[Exercise prompt]
From the first line to the last, return the data exactly as it stands.

[Exercise input]
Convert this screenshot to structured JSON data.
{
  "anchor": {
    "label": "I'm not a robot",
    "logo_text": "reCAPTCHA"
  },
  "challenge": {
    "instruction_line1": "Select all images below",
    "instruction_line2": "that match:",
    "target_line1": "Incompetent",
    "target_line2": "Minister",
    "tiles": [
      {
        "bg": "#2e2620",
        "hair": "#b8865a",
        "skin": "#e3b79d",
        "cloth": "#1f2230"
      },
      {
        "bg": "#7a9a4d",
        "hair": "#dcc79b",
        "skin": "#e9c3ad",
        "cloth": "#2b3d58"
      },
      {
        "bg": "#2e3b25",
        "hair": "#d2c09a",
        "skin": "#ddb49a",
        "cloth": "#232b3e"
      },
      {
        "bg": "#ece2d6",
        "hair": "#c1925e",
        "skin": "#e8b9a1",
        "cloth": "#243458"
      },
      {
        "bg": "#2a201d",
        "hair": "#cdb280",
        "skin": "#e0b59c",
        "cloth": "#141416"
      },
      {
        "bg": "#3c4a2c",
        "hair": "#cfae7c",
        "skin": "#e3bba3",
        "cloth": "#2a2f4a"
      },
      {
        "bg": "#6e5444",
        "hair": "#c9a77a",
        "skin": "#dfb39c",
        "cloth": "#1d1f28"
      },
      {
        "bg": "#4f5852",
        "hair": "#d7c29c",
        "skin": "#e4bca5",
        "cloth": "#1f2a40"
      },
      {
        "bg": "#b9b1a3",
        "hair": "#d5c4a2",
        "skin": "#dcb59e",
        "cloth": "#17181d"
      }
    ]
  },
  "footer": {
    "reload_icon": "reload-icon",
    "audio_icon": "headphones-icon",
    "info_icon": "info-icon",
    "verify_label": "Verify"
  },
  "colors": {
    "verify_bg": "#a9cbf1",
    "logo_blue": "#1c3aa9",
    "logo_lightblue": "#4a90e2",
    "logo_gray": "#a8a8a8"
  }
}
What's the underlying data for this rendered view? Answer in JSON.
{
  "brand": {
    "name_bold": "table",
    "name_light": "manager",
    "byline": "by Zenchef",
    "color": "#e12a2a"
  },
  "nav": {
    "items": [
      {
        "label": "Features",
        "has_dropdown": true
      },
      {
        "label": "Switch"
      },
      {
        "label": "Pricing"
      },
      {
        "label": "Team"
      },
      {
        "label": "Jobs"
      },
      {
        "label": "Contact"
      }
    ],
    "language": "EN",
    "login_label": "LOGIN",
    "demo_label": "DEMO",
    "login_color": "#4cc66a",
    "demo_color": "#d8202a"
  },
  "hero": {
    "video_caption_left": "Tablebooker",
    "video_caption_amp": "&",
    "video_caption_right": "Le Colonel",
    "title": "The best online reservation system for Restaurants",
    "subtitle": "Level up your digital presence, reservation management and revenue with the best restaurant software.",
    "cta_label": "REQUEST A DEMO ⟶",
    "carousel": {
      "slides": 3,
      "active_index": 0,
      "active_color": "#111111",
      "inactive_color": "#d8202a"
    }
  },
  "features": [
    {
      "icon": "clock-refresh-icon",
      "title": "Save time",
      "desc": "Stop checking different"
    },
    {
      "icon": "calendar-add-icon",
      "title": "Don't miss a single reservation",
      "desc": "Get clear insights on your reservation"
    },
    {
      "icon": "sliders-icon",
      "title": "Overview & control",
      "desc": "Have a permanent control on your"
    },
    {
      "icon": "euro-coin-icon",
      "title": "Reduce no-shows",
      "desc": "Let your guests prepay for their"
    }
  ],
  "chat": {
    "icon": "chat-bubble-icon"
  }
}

[Answer to this task]
Convert this screenshot to structured JSON data.
{
  "anchor": {
    "label": "I'm not a robot",
    "logo_text": "reCAPTCHA"
  },
  "challenge": {
    "instruction_line1": "Select all images below",
    "instruction_line2": "that match:",
    "target_line1": "Incompetent",
    "target_line2": "Minister",
    "tiles": [
      {
        "bg": "#2e2620",
        "hair": "#b8865a",
        "skin": "#e3b79d",
        "cloth": "#1f2230"
      },
      {
        "bg": "#7a9a4d",
        "hair": "#dcc79b",
        "skin": "#e9c3ad",
        "cloth": "#2b3d58"
      },
      {
        "bg": "#2e3b25",
        "hair": "#d2c09a",
        "skin": "#ddb49a",
        "cloth": "#232b3e"
      },
      {
        "bg": "#ece2d6",
        "hair": "#c1925e",
        "skin": "#e8b9a1",
        "cloth": "#243458"
      },
      {
        "bg": "#2a201d",
        "hair": "#cdb280",
        "skin": "#e0b59c",
        "cloth": "#141416"
      },
      {
        "bg": "#3c4a2c",
        "hair": "#cfae7c",
        "skin": "#e3bba3",
        "cloth": "#2a2f4a"
      },
      {
        "bg": "#6e5444",
        "hair": "#c9a77a",
        "skin": "#dfb39c",
        "cloth": "#1d1f28"
      },
      {
        "bg": "#4f5852",
        "hair": "#d7c29c",
        "skin": "#e4bca5",
        "cloth": "#1f2a40"
      },
      {
        "bg": "#b9b1a3",
        "hair": "#d5c4a2",
        "skin": "#dcb59e",
        "cloth": "#17181d"
      }
    ]
  },
  "footer": {
    "reload_icon": "reload-icon",
    "audio_icon": "headphones-icon",
    "info_icon": "info-icon",
    "verify_label": "Verify"
  },
  "colors": {
    "verify_bg": "#a9cbf1",
    "logo_blue": "#1c3aa9",
    "logo_lightblue": "#4a90e2",
    "logo_gray": "#a8a8a8"
  }
}
What's the underlying data for this rendered view? Answer in JSON.
{
  "brand": {
    "name_bold": "table",
    "name_light": "manager",
    "byline": "by Zenchef",
    "color": "#e12a2a"
  },
  "nav": {
    "items": [
      {
        "label": "Features",
        "has_dropdown": true
      },
      {
        "label": "Switch"
      },
      {
        "label": "Pricing"
      },
      {
        "label": "Team"
      },
      {
        "label": "Jobs"
      },
      {
        "label": "Contact"
      }
    ],
    "language": "EN",
    "login_label": "LOGIN",
    "demo_label": "DEMO",
    "login_color": "#4cc66a",
    "demo_color": "#d8202a"
  },
  "hero": {
    "video_caption_left": "Tablebooker",
    "video_caption_amp": "&",
    "video_caption_right": "Le Colonel",
    "title": "The best online reservation system for Restaurants",
    "subtitle": "Level up your digital presence, reservation management and revenue with the best restaurant software.",
    "cta_label": "REQUEST A DEMO ⟶",
    "carousel": {
      "slides": 3,
      "active_index": 0,
      "active_color": "#111111",
      "inactive_color": "#d8202a"
    }
  },
  "features": [
    {
      "icon": "clock-refresh-icon",
      "title": "Save time",
      "desc": "Stop checking different"
    },
    {
      "icon": "calendar-add-icon",
      "title": "Don't miss a single reservation",
      "desc": "Get clear insights on your reservation"
    },
    {
      "icon": "sliders-icon",
      "title": "Overview & control",
      "desc": "Have a permanent control on your"
    },
    {
      "icon": "euro-coin-icon",
      "title": "Reduce no-shows",
      "desc": "Let your guests prepay for their"
    }
  ],
  "chat": {
    "icon": "chat-bubble-icon"
  }
}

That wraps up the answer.